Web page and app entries
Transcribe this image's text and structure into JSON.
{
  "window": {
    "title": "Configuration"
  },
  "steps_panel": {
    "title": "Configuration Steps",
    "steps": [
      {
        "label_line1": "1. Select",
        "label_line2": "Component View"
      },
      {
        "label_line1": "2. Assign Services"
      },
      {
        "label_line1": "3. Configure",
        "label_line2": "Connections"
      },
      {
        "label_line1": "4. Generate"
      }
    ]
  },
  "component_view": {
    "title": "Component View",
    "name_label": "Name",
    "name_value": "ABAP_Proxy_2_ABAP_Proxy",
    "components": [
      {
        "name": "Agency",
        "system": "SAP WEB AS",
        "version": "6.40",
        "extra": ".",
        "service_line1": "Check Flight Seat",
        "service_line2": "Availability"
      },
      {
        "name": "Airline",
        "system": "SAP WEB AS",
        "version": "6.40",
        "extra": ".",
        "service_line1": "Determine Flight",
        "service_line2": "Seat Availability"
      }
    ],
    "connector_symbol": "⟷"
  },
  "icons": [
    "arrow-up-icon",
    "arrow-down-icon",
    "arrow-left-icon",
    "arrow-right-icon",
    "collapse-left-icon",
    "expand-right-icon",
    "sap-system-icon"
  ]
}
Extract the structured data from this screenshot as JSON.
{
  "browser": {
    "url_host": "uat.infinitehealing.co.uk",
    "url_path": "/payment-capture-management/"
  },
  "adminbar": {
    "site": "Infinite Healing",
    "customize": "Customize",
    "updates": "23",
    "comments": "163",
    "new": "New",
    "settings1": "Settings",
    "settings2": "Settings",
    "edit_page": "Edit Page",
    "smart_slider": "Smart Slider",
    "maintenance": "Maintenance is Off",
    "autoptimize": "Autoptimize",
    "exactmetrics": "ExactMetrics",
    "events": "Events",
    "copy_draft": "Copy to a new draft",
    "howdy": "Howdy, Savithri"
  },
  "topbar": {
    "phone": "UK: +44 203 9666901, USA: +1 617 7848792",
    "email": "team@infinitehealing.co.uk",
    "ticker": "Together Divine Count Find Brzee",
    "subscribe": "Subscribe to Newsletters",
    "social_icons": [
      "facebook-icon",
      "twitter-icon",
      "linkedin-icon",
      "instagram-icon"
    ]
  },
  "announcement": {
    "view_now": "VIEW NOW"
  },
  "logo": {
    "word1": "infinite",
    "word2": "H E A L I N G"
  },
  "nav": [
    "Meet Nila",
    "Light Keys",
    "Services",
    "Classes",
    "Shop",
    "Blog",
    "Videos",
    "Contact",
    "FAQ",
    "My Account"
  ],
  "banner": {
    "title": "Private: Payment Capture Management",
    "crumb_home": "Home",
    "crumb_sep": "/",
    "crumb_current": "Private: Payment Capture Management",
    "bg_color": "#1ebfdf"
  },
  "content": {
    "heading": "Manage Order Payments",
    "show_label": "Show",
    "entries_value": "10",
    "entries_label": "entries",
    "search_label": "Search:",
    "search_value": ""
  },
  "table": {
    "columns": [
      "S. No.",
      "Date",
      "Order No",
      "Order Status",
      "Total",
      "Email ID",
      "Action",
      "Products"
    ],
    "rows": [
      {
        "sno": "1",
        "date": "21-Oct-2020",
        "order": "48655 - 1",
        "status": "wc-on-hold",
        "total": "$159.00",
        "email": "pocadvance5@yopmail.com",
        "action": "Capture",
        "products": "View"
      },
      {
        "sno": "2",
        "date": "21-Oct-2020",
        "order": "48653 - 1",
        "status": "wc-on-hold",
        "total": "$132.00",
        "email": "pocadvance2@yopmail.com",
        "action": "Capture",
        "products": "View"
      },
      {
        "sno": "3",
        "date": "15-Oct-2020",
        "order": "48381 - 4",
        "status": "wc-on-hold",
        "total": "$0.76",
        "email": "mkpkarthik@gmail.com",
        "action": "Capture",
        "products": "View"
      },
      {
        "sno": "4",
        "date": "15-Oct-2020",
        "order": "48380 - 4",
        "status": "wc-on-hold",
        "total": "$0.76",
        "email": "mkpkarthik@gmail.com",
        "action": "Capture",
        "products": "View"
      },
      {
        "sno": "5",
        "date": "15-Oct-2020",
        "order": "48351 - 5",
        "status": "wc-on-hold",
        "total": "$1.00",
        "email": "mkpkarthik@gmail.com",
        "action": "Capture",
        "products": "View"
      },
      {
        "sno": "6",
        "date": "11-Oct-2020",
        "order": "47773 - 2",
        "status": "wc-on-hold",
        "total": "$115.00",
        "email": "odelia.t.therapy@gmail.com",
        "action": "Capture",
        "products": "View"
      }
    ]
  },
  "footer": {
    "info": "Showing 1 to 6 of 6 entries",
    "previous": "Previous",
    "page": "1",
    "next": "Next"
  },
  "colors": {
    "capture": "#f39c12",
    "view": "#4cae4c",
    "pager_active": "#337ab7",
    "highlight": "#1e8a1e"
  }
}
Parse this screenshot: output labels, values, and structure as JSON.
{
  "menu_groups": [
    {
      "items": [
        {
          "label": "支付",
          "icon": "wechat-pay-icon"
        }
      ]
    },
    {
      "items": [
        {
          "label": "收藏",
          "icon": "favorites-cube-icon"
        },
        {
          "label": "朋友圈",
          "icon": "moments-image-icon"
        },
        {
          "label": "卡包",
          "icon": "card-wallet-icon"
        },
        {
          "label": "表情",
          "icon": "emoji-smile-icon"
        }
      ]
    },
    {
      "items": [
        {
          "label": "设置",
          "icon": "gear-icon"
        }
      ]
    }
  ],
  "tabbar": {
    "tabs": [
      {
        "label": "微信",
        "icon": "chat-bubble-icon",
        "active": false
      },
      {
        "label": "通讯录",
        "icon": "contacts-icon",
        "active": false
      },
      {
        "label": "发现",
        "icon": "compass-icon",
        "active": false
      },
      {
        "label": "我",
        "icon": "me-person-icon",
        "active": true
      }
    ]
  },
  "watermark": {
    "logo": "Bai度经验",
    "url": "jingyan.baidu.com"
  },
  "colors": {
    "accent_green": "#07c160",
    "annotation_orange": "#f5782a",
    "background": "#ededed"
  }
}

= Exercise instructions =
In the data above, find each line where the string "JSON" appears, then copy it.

= Solution =
Transcribe this image's text and structure into JSON.
Extract the structured data from this screenshot as JSON.
Parse this screenshot: output labels, values, and structure as JSON.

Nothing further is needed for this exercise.